Ever since the shale gas boom sent natural gas prices into a tailspin beginning in 2008, Dominion has increasingly been putting its chips into gas. Its Virginia subsidiary just completed a 1,329 megawatt (MW) natural gas plant in Warren County, began construction last year on a 1,358 MW gas plant in Brunswick County, and last month announced plans for a 1,600 MW plant in Greenville County, to be operational in 2019. Virginia ratepayers will foot the bill for construction costs, plus the cost of operating and fueling these mammoth plants for decades to come.

But while Virginians tend to think of Dominion as an electricity provider, its bigger business line is in natural gas transmission and storage. According to the Dominion website, its subsidiary Dominion Transmission, Inc. maintains 7,800 miles of pipeline in six states and operates what it says is one of the largest underground natural gas storage facilities. Another subsidiary operates 1,500 miles of pipeline in South Carolina and Georgia. The company is moving aggressively to add and upgrade compressor stations and build additional pipeline capacity in West Virginia and Pennsylvania.

It is also angling to add a massive 42-inch diameter, 550-mile gas pipeline to run from West Virginia through Virginia to the coast in North Carolina. Promising a vast new supply of cheap fracked gas for industrial users, Dominion has won the support of lawmakers like Virginia Governor Terry McAuliffe while galvanizing opposition from landowners and environmentalists.

Meanwhile, Dominion has another game afoot, with plans to begin exporting liquefied natural gas from its Cove Point, Maryland facility. Upgrading the facility will cost the company $3.8 billion, and running the liquefaction facility will require 240 MW of power (using more natural gas). Natural gas is so much more expensive in foreign markets that Dominion considers the gamble worthwhile, even as it cites a U.S. Energy Information Administration study for the proposition that little or no natural gas would be exported if the U.S. price "increases much above current expectations."

It’s not just a pipeline — it’s fracking, pipeline, and a...

Sunday's WashPost (19 Oct) carried an excellent article in the Metro section that laid out the whole scheme -- fracking, pipeline, and export liquefied natural gas port -- that some folks don't want you to know about.

Read Marcia Greenberg's full article here:
http://www.washingtonpost.com/...

Homeowners and communities are unprepared for an invasion of their cherished private yards and public spaces.

The Mid-Atlantic region is facing an expansion of natural gas transport infrastructure that threatens communities' health, safety and homes.

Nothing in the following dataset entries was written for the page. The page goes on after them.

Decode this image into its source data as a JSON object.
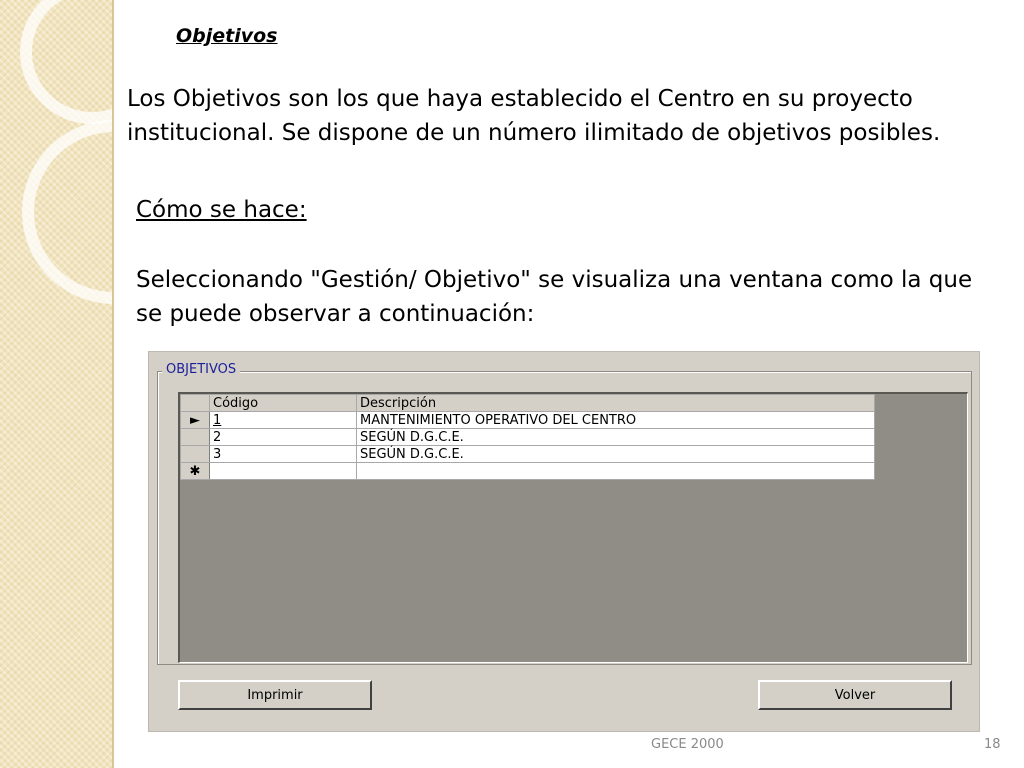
{
  "slide": {
    "title": "Objetivos",
    "intro": "Los Objetivos son los que haya establecido el Centro en su proyecto institucional. Se dispone de un número ilimitado de objetivos posibles.",
    "howto_heading": "Cómo se hace:",
    "steps": "Seleccionando \"Gestión/ Objetivo\" se visualiza una ventana como la que se puede observar a continuación:"
  },
  "window": {
    "group_label": "OBJETIVOS",
    "columns": [
      "Código",
      "Descripción"
    ],
    "rows": [
      {
        "indicator": "►",
        "code": "1",
        "description": "MANTENIMIENTO OPERATIVO DEL CENTRO"
      },
      {
        "indicator": "",
        "code": "2",
        "description": "SEGÚN D.G.C.E."
      },
      {
        "indicator": "",
        "code": "3",
        "description": "SEGÚN D.G.C.E."
      },
      {
        "indicator": "✱",
        "code": "",
        "description": ""
      }
    ],
    "buttons": {
      "print_label": "Imprimir",
      "back_label": "Volver"
    }
  },
  "footer": {
    "center": "GECE 2000",
    "page_number": "18"
  },
  "colors": {
    "side_strip": "#f1e4bd",
    "window_bg": "#d4d0c8",
    "group_label": "#1a1f9a",
    "footer_text": "#8a8a8a"
  }
}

With increased hydraulic fracturing ("fracking") and plans to export liquefied natural gas (LNG), the gas industry needs supporting infrastructure. Beyond drilling wells, energy companies are building compressor stations and laying thousands of miles of pipelines. The Interstate Natural Gas Association of America has estimated that from 2011 to 2035 the industry must build nearly 15,000 miles of subsidiary lines - each year.

The article describes the environmental, noise, traffic, and social costs of fracking, pipelines, and the LNG terminal.  The author concludes that local governments must educate themselves then put in place ordinances to protect local interests.

HOWEVER -- the author does not mention the fact that, in Virginia at least, the General Assembly can override local ordinances and the General Assembly is already bought and paid for by the energy industry.